Unfortunately for the birds in Dusky,
(Photo., E. J. McClare). “Ab” class locomotive being turned in the station yard at Auckland.

(Photo., E. J. McClare). “Ab” class locomotive being turned in the station yard at Auckland.

the Resplution's cat, discovering how unsuspecting they were, used to wander off daily and procure for itself a full and tasty meal.

During the first few days of their stay in the Sound, a four-footed animal was seen by three or four of the Resolution's company; but as “no two gave the same description of it,” Cook could not say what it was. However, all the witnesses agreed that it was “about the size of a cat, with short legs, and of a mouse colour.” One of the seamen who had the best view of it, said that it had a bushy tail, and was more like a jackall of any animal he knew.

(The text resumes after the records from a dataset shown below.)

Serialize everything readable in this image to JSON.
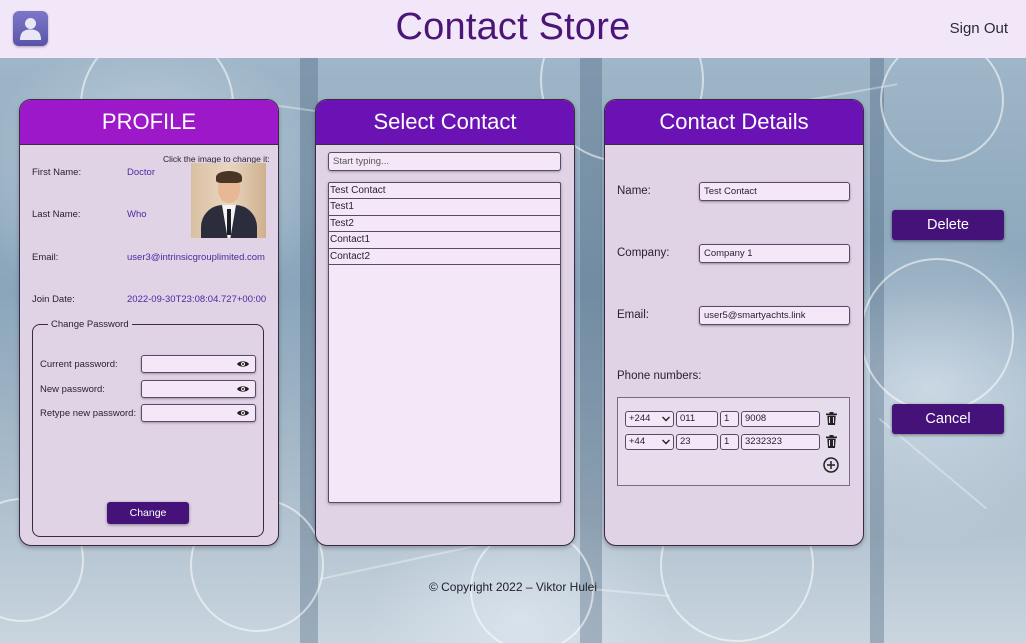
{
  "header": {
    "title": "Contact Store",
    "signout_label": "Sign Out",
    "avatar_icon": "user-icon"
  },
  "profile": {
    "title": "PROFILE",
    "image_hint": "Click the image to change it:",
    "first_name_label": "First Name:",
    "first_name_value": "Doctor",
    "last_name_label": "Last Name:",
    "last_name_value": "Who",
    "email_label": "Email:",
    "email_value": "user3@intrinsicgrouplimited.com",
    "join_date_label": "Join Date:",
    "join_date_value": "2022-09-30T23:08:04.727+00:00",
    "change_password": {
      "legend": "Change Password",
      "current_label": "Current password:",
      "new_label": "New password:",
      "retype_label": "Retype new password:",
      "button_label": "Change",
      "eye_icon": "eye-icon"
    }
  },
  "select_contact": {
    "title": "Select Contact",
    "search_placeholder": "Start typing...",
    "contacts": [
      "Test Contact",
      "Test1",
      "Test2",
      "Contact1",
      "Contact2"
    ]
  },
  "contact_details": {
    "title": "Contact Details",
    "name_label": "Name:",
    "name_value": "Test Contact",
    "company_label": "Company:",
    "company_value": "Company 1",
    "email_label": "Email:",
    "email_value": "user5@smartyachts.link",
    "phones_label": "Phone numbers:",
    "phones": [
      {
        "country_code": "+244",
        "area_code": "011",
        "prefix": "1",
        "number": "9008"
      },
      {
        "country_code": "+44",
        "area_code": "23",
        "prefix": "1",
        "number": "3232323"
      }
    ]
  },
  "actions": {
    "delete_label": "Delete",
    "cancel_label": "Cancel"
  },
  "footer": {
    "text": "© Copyright 2022 – Viktor Hulei"
  },
  "colors": {
    "header_bg": "#f2e6f9",
    "profile_head": "#9c18c8",
    "panel_head": "#6b12b5",
    "button": "#45127a",
    "title": "#4b1677"
  }
}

More than once, Cook refers with gratitude to the fish in Dusky; not only were they in abundance, but in great variety. A species of cod—which the sailors called the coal-fish, on account of its colour—was considered the best and most savoury of all.

Almost the only annoying thing was the host of sandflies. They were tormenting; and “exceeded everything of the kind ever met with.” The other evil was the nearly continuous rain, though in fairness to Dusky, Cook adds: “This may only happen at this season of the year.” Yet the people felt no ill-effects from the rain; on the contrary, “the sick and ailing recovered daily,” due to the healthiness of the place and to the fresh provisions—seal-meat, fish, and spruce beer.

The great work done during Cook's stay in Dusky, says Dr. McNab, was, of course, the accurate survey and charting of the sound. Cook must have worked very hard to have accomplished what he did in the time; “distance, length of coast line, and weather, were all against him.” The chart is, without exception, the finest made during his second voyage.